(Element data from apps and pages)
++++++++

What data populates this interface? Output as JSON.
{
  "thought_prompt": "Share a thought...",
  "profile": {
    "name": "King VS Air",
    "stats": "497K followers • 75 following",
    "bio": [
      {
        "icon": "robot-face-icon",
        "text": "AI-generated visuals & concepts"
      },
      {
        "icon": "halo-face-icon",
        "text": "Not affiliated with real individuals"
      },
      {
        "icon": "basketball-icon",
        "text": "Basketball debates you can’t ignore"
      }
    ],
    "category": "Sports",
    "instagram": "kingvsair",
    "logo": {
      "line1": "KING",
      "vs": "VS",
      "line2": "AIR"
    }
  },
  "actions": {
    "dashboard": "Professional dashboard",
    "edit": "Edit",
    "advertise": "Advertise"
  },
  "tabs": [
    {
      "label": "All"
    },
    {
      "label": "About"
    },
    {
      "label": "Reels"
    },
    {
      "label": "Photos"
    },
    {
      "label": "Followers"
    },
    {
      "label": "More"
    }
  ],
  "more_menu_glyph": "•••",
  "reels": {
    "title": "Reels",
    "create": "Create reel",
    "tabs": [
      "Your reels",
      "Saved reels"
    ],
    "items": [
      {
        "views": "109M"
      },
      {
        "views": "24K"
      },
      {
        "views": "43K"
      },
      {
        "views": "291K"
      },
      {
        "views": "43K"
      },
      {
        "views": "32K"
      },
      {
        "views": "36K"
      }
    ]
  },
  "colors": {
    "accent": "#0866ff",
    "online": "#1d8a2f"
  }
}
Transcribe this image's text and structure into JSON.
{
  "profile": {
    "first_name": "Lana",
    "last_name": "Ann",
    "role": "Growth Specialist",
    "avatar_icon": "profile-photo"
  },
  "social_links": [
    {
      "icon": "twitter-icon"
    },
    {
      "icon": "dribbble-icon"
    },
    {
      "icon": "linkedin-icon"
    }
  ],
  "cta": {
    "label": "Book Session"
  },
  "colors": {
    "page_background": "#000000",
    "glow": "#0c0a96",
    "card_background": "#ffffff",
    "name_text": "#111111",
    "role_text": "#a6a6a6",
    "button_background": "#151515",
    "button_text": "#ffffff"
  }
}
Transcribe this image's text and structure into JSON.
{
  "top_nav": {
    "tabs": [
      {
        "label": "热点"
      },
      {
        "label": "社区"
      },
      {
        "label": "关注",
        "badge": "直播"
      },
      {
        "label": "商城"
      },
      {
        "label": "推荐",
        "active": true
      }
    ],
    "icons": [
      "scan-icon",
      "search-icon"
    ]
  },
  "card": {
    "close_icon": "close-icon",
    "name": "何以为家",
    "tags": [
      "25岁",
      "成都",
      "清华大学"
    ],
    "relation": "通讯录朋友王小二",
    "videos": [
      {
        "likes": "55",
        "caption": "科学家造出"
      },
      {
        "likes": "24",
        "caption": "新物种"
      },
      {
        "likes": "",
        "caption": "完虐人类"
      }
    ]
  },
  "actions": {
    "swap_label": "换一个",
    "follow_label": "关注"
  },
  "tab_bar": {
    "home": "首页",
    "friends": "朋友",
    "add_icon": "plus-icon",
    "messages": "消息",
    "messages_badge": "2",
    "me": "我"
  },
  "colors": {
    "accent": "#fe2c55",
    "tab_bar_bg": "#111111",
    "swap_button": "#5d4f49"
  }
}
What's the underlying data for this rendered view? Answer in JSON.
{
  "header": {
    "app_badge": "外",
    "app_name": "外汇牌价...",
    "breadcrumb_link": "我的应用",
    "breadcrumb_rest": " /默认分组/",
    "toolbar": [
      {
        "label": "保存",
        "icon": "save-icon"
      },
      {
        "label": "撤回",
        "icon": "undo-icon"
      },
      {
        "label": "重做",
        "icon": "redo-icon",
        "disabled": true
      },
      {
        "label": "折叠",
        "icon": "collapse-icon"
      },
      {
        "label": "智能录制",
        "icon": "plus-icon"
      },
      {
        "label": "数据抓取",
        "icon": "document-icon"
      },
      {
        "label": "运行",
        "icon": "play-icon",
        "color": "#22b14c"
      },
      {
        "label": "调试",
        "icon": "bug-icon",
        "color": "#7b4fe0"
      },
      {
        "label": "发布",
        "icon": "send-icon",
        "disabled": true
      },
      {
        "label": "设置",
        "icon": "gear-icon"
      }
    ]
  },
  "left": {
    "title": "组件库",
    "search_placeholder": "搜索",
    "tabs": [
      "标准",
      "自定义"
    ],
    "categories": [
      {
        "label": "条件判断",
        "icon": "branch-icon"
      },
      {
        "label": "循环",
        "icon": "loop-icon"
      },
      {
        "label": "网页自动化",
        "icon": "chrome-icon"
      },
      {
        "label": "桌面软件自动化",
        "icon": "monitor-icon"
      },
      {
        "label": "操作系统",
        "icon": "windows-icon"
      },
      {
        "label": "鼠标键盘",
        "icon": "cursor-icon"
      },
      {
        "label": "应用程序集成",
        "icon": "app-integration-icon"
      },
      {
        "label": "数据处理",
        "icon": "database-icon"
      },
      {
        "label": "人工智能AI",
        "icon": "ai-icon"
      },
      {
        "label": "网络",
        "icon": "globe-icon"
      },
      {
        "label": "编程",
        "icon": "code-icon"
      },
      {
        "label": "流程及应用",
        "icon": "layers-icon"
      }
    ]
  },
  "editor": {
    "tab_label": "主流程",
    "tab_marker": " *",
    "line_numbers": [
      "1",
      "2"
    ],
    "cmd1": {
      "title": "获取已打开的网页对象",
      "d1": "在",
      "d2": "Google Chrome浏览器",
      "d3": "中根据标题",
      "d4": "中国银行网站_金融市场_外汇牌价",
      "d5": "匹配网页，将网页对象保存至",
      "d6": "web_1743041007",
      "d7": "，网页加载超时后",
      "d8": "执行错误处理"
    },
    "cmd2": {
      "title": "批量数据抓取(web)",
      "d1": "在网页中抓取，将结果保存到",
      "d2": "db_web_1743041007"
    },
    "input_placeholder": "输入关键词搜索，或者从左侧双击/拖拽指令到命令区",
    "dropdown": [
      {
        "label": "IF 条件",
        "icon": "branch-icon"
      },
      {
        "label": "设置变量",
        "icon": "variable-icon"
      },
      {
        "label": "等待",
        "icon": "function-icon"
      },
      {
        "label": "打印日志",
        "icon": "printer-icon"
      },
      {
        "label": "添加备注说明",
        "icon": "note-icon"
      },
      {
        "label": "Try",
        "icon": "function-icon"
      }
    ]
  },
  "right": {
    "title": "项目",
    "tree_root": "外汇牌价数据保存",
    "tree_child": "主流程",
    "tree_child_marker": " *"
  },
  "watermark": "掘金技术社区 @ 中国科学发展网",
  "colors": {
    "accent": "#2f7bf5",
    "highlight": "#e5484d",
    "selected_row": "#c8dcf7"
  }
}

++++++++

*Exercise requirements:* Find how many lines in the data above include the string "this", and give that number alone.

*Exercise answer:* 4